What you are asked to do
Lines of the material that include the string "this" should be returned.

'''

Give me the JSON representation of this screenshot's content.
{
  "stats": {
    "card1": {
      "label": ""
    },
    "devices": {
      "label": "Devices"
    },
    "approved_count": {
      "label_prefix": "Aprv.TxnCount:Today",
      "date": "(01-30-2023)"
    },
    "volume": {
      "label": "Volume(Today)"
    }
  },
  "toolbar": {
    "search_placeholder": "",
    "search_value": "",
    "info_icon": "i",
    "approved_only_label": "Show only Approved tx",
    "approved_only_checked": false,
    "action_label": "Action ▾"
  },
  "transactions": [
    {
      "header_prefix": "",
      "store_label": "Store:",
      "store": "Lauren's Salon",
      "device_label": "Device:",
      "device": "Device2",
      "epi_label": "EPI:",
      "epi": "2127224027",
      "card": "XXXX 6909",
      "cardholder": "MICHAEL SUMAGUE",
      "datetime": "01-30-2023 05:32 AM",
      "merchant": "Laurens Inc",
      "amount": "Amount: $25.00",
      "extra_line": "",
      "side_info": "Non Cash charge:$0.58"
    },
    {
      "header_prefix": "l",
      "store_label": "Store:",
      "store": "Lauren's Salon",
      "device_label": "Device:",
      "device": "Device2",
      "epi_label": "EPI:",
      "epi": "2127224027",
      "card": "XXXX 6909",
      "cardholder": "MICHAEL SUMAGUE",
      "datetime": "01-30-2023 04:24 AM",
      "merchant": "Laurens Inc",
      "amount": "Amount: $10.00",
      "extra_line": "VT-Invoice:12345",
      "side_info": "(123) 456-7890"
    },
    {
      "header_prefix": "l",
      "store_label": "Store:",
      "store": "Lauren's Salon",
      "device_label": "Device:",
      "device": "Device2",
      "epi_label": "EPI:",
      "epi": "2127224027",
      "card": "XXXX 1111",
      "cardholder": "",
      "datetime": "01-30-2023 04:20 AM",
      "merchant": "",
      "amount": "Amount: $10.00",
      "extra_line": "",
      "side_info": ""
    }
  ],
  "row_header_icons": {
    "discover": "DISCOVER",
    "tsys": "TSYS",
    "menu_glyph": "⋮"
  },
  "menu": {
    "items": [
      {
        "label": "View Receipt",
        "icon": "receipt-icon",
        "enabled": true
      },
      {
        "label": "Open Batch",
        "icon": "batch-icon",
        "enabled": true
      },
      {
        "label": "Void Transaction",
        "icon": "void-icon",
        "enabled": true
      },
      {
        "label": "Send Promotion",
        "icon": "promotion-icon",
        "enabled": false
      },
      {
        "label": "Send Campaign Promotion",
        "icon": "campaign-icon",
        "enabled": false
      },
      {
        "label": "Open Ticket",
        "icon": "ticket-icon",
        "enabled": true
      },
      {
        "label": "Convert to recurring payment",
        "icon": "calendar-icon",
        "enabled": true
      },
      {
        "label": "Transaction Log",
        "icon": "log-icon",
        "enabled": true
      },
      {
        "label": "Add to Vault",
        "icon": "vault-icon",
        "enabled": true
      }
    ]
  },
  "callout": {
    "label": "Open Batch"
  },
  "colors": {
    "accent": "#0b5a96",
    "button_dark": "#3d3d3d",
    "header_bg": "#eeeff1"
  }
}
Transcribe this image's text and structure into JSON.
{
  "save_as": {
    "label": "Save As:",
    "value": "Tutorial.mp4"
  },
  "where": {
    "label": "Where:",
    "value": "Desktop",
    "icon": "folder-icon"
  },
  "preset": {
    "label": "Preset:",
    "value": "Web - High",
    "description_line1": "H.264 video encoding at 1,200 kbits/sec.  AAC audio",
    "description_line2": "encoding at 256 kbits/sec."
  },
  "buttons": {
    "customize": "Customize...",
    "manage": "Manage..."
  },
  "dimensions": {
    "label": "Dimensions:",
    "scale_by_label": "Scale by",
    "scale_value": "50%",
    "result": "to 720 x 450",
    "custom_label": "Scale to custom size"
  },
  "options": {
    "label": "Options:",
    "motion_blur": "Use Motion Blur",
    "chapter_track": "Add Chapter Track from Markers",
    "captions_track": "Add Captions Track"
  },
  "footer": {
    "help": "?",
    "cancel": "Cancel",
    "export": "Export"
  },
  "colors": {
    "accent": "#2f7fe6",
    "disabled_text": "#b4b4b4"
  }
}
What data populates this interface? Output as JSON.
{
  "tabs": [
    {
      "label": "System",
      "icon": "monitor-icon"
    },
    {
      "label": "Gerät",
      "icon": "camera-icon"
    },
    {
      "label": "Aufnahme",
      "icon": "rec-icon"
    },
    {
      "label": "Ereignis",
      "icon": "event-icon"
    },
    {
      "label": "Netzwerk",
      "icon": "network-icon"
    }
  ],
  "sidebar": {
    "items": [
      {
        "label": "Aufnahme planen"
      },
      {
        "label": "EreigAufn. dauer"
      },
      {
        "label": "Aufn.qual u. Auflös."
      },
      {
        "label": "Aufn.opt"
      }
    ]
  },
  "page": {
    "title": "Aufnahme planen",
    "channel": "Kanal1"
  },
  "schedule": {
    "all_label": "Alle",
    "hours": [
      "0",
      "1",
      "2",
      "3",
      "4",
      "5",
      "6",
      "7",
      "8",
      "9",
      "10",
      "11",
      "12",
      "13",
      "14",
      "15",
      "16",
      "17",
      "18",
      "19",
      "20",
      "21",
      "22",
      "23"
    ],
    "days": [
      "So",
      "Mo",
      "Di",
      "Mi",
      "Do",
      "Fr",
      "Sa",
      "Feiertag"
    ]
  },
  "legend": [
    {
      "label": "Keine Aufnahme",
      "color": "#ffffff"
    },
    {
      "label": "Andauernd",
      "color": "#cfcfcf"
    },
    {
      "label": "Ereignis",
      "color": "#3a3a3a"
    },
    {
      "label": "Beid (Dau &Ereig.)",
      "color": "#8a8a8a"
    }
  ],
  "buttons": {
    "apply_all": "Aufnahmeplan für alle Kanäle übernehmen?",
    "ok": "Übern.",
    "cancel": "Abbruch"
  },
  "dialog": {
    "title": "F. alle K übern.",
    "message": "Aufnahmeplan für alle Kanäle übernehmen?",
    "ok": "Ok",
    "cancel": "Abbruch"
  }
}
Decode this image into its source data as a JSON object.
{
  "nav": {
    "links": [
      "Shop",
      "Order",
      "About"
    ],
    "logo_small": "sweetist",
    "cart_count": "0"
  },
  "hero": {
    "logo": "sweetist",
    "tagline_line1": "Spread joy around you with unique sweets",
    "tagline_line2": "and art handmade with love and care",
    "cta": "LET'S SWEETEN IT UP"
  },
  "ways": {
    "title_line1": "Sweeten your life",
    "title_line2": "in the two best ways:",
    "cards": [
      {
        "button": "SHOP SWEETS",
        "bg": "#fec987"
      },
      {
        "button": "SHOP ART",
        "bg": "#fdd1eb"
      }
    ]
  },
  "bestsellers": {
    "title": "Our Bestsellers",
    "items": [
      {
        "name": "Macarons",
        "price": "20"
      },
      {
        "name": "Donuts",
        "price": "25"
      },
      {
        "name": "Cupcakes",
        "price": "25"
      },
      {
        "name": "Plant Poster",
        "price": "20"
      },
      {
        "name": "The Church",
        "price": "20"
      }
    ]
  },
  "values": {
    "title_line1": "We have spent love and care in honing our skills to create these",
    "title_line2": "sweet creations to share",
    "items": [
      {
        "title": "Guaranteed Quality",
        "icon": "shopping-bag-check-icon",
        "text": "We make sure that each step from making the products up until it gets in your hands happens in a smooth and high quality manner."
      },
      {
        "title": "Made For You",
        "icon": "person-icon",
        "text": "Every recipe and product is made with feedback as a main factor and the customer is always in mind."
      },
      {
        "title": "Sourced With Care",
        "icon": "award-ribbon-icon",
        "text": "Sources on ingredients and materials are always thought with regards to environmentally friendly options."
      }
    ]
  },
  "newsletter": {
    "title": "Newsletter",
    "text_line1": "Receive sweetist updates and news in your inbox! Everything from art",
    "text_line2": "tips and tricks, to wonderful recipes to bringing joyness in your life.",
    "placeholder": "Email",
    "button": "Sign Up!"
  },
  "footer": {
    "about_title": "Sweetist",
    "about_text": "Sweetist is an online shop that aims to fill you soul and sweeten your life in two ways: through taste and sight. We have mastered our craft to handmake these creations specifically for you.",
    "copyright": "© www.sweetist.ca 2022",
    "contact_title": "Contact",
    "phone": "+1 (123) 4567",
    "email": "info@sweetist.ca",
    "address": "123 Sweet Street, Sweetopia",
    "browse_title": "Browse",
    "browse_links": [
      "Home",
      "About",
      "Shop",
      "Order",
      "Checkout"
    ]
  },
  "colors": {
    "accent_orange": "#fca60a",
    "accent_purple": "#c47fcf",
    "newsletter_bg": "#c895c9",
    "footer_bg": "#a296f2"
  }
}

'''

Exercise solution
Give me the JSON representation of this screenshot's content.
Transcribe this image's text and structure into JSON.
What data populates this interface? Output as JSON.
Decode this image into its source data as a JSON object.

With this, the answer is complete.